ABOUT THIS EXERCISE
Gather each line in the entries that includes the string "deter".

..............................

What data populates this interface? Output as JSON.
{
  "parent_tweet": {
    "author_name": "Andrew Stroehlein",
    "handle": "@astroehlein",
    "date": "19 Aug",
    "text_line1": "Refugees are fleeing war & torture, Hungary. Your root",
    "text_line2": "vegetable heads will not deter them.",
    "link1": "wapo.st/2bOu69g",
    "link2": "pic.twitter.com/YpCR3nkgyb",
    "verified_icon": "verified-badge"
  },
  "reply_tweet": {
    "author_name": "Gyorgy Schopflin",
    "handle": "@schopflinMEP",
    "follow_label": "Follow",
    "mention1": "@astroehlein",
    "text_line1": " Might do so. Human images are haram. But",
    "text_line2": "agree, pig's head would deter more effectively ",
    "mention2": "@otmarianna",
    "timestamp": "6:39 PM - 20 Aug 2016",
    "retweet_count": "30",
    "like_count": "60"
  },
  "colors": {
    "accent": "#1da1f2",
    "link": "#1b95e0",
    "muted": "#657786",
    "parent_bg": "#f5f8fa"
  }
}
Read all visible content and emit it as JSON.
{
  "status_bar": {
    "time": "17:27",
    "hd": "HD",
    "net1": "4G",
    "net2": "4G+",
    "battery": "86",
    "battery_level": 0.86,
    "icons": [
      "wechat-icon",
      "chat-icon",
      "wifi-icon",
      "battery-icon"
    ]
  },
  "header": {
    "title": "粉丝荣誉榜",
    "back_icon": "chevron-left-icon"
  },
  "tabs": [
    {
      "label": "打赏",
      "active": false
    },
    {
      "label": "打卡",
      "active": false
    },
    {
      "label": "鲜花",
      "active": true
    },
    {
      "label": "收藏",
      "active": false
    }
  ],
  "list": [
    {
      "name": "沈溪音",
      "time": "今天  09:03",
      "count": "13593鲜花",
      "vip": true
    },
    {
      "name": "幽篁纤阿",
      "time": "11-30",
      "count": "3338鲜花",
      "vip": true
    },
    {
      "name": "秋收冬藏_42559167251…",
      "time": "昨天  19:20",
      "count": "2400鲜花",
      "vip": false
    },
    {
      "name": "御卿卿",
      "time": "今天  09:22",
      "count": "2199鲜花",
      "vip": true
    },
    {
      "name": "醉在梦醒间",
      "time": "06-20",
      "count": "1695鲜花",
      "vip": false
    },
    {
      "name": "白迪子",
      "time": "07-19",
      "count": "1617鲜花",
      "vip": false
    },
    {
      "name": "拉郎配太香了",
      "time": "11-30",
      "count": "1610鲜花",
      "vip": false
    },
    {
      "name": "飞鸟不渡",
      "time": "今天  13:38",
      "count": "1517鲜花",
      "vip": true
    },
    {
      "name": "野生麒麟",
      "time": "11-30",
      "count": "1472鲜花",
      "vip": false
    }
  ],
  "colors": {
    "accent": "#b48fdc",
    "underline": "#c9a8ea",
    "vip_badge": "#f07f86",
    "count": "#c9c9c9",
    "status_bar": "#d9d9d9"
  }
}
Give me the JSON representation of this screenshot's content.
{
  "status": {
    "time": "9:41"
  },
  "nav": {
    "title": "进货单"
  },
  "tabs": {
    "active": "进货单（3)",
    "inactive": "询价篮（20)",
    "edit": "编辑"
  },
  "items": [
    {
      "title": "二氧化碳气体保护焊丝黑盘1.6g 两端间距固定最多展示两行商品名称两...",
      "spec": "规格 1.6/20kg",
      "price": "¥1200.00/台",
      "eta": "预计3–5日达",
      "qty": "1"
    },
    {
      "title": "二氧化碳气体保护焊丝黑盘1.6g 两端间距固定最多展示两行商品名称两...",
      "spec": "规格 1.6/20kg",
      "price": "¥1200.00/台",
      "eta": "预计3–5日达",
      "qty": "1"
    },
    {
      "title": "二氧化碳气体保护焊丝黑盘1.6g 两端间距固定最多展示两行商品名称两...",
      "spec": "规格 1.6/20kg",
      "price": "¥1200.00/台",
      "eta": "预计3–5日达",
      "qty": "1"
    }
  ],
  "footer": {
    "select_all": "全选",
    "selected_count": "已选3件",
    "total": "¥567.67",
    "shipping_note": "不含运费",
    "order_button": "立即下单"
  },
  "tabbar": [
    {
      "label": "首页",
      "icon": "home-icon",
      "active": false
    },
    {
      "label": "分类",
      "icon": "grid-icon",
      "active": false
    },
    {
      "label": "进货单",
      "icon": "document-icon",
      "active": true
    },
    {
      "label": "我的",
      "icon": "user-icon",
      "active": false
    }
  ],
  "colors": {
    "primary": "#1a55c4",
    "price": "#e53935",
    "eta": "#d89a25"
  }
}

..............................

RESULT
    "text_line2": "vegetable heads will not deter them.",
    "text_line2": "agree, pig's head would deter more effectively ",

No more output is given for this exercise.